ABOUT THIS EXERCISE → Keeping every word in place, write out the entries that come next.
[RECORDS SHOWN Boundary: Start]
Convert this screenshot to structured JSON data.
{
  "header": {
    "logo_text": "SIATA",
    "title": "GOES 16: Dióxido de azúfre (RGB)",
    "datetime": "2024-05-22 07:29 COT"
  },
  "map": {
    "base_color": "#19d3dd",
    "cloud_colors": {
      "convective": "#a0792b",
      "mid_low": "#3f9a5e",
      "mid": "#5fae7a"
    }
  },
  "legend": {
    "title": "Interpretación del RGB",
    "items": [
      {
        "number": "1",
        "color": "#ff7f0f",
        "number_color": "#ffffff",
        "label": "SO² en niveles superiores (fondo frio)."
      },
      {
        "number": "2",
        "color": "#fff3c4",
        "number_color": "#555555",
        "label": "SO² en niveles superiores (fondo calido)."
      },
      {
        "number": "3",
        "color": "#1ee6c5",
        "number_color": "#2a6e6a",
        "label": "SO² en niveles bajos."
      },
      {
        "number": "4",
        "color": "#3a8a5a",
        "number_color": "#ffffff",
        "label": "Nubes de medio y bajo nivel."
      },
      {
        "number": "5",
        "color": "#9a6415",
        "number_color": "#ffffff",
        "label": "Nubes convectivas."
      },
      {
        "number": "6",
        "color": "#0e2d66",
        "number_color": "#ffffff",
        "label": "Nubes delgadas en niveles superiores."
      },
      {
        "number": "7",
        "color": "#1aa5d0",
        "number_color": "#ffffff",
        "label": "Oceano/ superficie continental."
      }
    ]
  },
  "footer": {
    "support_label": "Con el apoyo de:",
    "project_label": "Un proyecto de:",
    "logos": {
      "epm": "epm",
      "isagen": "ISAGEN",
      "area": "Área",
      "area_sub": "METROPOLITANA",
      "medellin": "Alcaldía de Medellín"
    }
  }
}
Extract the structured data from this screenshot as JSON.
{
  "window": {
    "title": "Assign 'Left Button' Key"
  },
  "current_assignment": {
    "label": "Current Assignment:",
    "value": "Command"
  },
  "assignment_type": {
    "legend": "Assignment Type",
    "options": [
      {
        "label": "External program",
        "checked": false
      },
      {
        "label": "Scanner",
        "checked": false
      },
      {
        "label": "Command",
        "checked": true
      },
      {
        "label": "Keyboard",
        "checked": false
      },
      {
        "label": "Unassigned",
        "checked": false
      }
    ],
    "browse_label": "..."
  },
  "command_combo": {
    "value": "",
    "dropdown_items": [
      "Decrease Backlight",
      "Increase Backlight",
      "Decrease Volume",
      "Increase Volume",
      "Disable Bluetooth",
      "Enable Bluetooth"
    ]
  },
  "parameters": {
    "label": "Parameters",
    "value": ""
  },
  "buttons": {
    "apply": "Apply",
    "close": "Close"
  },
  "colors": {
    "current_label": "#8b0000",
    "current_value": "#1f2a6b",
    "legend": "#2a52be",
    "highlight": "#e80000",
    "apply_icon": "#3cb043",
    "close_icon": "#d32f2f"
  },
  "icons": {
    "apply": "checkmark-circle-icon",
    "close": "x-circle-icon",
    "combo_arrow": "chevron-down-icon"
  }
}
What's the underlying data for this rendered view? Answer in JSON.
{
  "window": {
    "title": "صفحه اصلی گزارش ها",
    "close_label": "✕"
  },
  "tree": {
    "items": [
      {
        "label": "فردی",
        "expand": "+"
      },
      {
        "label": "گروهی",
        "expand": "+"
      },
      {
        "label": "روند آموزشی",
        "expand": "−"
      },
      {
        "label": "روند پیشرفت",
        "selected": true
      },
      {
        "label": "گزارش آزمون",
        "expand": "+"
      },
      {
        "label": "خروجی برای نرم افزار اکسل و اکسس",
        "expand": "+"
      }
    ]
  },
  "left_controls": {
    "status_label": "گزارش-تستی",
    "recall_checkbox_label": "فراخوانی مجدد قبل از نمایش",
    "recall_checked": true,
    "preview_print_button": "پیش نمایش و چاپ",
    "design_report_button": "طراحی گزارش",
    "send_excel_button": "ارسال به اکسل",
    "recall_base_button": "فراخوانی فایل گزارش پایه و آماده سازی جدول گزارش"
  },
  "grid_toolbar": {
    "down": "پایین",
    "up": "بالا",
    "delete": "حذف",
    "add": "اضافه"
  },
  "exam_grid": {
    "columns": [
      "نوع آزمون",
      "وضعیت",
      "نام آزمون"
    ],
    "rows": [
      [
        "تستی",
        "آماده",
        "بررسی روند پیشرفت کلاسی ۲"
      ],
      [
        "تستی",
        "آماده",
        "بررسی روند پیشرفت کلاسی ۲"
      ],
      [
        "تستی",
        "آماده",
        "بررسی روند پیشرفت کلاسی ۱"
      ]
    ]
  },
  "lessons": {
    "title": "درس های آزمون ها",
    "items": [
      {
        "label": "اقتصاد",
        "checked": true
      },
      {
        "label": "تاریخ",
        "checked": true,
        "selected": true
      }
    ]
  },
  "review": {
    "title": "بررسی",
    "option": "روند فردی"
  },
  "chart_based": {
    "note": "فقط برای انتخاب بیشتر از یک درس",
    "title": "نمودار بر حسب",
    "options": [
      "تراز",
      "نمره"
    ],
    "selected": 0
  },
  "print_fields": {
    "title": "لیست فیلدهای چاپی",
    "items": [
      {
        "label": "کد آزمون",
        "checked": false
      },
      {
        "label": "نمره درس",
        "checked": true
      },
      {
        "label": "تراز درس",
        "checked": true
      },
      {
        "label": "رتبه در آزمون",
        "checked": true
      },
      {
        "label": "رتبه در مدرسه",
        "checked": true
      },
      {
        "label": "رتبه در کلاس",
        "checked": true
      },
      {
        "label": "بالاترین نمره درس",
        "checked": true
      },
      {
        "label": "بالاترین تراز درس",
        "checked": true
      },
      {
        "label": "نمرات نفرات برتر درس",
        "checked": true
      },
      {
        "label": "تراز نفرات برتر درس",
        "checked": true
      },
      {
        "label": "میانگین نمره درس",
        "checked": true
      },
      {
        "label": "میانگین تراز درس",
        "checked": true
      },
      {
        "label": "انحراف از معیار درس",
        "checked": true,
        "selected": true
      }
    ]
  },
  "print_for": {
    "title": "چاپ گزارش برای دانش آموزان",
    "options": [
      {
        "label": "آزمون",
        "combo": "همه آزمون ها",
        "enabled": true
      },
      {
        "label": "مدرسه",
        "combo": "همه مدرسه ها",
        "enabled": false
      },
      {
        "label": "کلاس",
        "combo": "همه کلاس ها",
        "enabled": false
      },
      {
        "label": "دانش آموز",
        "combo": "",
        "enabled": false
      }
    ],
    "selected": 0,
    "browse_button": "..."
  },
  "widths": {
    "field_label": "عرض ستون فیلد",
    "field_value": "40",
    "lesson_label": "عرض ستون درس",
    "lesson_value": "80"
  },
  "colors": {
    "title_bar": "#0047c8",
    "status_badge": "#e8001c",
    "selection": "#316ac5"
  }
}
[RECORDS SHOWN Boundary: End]
EXERCISE RESPONSE →
Convert this screenshot to structured JSON data.
{
  "header": {
    "logo_text": "SIATA",
    "title": "GOES 16: Dióxido de azúfre (RGB)",
    "datetime": "2024-05-22 07:29 COT"
  },
  "map": {
    "base_color": "#19d3dd",
    "cloud_colors": {
      "convective": "#a0792b",
      "mid_low": "#3f9a5e",
      "mid": "#5fae7a"
    }
  },
  "legend": {
    "title": "Interpretación del RGB",
    "items": [
      {
        "number": "1",
        "color": "#ff7f0f",
        "number_color": "#ffffff",
        "label": "SO² en niveles superiores (fondo frio)."
      },
      {
        "number": "2",
        "color": "#fff3c4",
        "number_color": "#555555",
        "label": "SO² en niveles superiores (fondo calido)."
      },
      {
        "number": "3",
        "color": "#1ee6c5",
        "number_color": "#2a6e6a",
        "label": "SO² en niveles bajos."
      },
      {
        "number": "4",
        "color": "#3a8a5a",
        "number_color": "#ffffff",
        "label": "Nubes de medio y bajo nivel."
      },
      {
        "number": "5",
        "color": "#9a6415",
        "number_color": "#ffffff",
        "label": "Nubes convectivas."
      },
      {
        "number": "6",
        "color": "#0e2d66",
        "number_color": "#ffffff",
        "label": "Nubes delgadas en niveles superiores."
      },
      {
        "number": "7",
        "color": "#1aa5d0",
        "number_color": "#ffffff",
        "label": "Oceano/ superficie continental."
      }
    ]
  },
  "footer": {
    "support_label": "Con el apoyo de:",
    "project_label": "Un proyecto de:",
    "logos": {
      "epm": "epm",
      "isagen": "ISAGEN",
      "area": "Área",
      "area_sub": "METROPOLITANA",
      "medellin": "Alcaldía de Medellín"
    }
  }
}
Extract the structured data from this screenshot as JSON.
{
  "window": {
    "title": "Assign 'Left Button' Key"
  },
  "current_assignment": {
    "label": "Current Assignment:",
    "value": "Command"
  },
  "assignment_type": {
    "legend": "Assignment Type",
    "options": [
      {
        "label": "External program",
        "checked": false
      },
      {
        "label": "Scanner",
        "checked": false
      },
      {
        "label": "Command",
        "checked": true
      },
      {
        "label": "Keyboard",
        "checked": false
      },
      {
        "label": "Unassigned",
        "checked": false
      }
    ],
    "browse_label": "..."
  },
  "command_combo": {
    "value": "",
    "dropdown_items": [
      "Decrease Backlight",
      "Increase Backlight",
      "Decrease Volume",
      "Increase Volume",
      "Disable Bluetooth",
      "Enable Bluetooth"
    ]
  },
  "parameters": {
    "label": "Parameters",
    "value": ""
  },
  "buttons": {
    "apply": "Apply",
    "close": "Close"
  },
  "colors": {
    "current_label": "#8b0000",
    "current_value": "#1f2a6b",
    "legend": "#2a52be",
    "highlight": "#e80000",
    "apply_icon": "#3cb043",
    "close_icon": "#d32f2f"
  },
  "icons": {
    "apply": "checkmark-circle-icon",
    "close": "x-circle-icon",
    "combo_arrow": "chevron-down-icon"
  }
}
What's the underlying data for this rendered view? Answer in JSON.
{
  "window": {
    "title": "صفحه اصلی گزارش ها",
    "close_label": "✕"
  },
  "tree": {
    "items": [
      {
        "label": "فردی",
        "expand": "+"
      },
      {
        "label": "گروهی",
        "expand": "+"
      },
      {
        "label": "روند آموزشی",
        "expand": "−"
      },
      {
        "label": "روند پیشرفت",
        "selected": true
      },
      {
        "label": "گزارش آزمون",
        "expand": "+"
      },
      {
        "label": "خروجی برای نرم افزار اکسل و اکسس",
        "expand": "+"
      }
    ]
  },
  "left_controls": {
    "status_label": "گزارش-تستی",
    "recall_checkbox_label": "فراخوانی مجدد قبل از نمایش",
    "recall_checked": true,
    "preview_print_button": "پیش نمایش و چاپ",
    "design_report_button": "طراحی گزارش",
    "send_excel_button": "ارسال به اکسل",
    "recall_base_button": "فراخوانی فایل گزارش پایه و آماده سازی جدول گزارش"
  },
  "grid_toolbar": {
    "down": "پایین",
    "up": "بالا",
    "delete": "حذف",
    "add": "اضافه"
  },
  "exam_grid": {
    "columns": [
      "نوع آزمون",
      "وضعیت",
      "نام آزمون"
    ],
    "rows": [
      [
        "تستی",
        "آماده",
        "بررسی روند پیشرفت کلاسی ۲"
      ],
      [
        "تستی",
        "آماده",
        "بررسی روند پیشرفت کلاسی ۲"
      ],
      [
        "تستی",
        "آماده",
        "بررسی روند پیشرفت کلاسی ۱"
      ]
    ]
  },
  "lessons": {
    "title": "درس های آزمون ها",
    "items": [
      {
        "label": "اقتصاد",
        "checked": true
      },
      {
        "label": "تاریخ",
        "checked": true,
        "selected": true
      }
    ]
  },
  "review": {
    "title": "بررسی",
    "option": "روند فردی"
  },
  "chart_based": {
    "note": "فقط برای انتخاب بیشتر از یک درس",
    "title": "نمودار بر حسب",
    "options": [
      "تراز",
      "نمره"
    ],
    "selected": 0
  },
  "print_fields": {
    "title": "لیست فیلدهای چاپی",
    "items": [
      {
        "label": "کد آزمون",
        "checked": false
      },
      {
        "label": "نمره درس",
        "checked": true
      },
      {
        "label": "تراز درس",
        "checked": true
      },
      {
        "label": "رتبه در آزمون",
        "checked": true
      },
      {
        "label": "رتبه در مدرسه",
        "checked": true
      },
      {
        "label": "رتبه در کلاس",
        "checked": true
      },
      {
        "label": "بالاترین نمره درس",
        "checked": true
      },
      {
        "label": "بالاترین تراز درس",
        "checked": true
      },
      {
        "label": "نمرات نفرات برتر درس",
        "checked": true
      },
      {
        "label": "تراز نفرات برتر درس",
        "checked": true
      },
      {
        "label": "میانگین نمره درس",
        "checked": true
      },
      {
        "label": "میانگین تراز درس",
        "checked": true
      },
      {
        "label": "انحراف از معیار درس",
        "checked": true,
        "selected": true
      }
    ]
  },
  "print_for": {
    "title": "چاپ گزارش برای دانش آموزان",
    "options": [
      {
        "label": "آزمون",
        "combo": "همه آزمون ها",
        "enabled": true
      },
      {
        "label": "مدرسه",
        "combo": "همه مدرسه ها",
        "enabled": false
      },
      {
        "label": "کلاس",
        "combo": "همه کلاس ها",
        "enabled": false
      },
      {
        "label": "دانش آموز",
        "combo": "",
        "enabled": false
      }
    ],
    "selected": 0,
    "browse_button": "..."
  },
  "widths": {
    "field_label": "عرض ستون فیلد",
    "field_value": "40",
    "lesson_label": "عرض ستون درس",
    "lesson_value": "80"
  },
  "colors": {
    "title_bar": "#0047c8",
    "status_badge": "#e8001c",
    "selection": "#316ac5"
  }
}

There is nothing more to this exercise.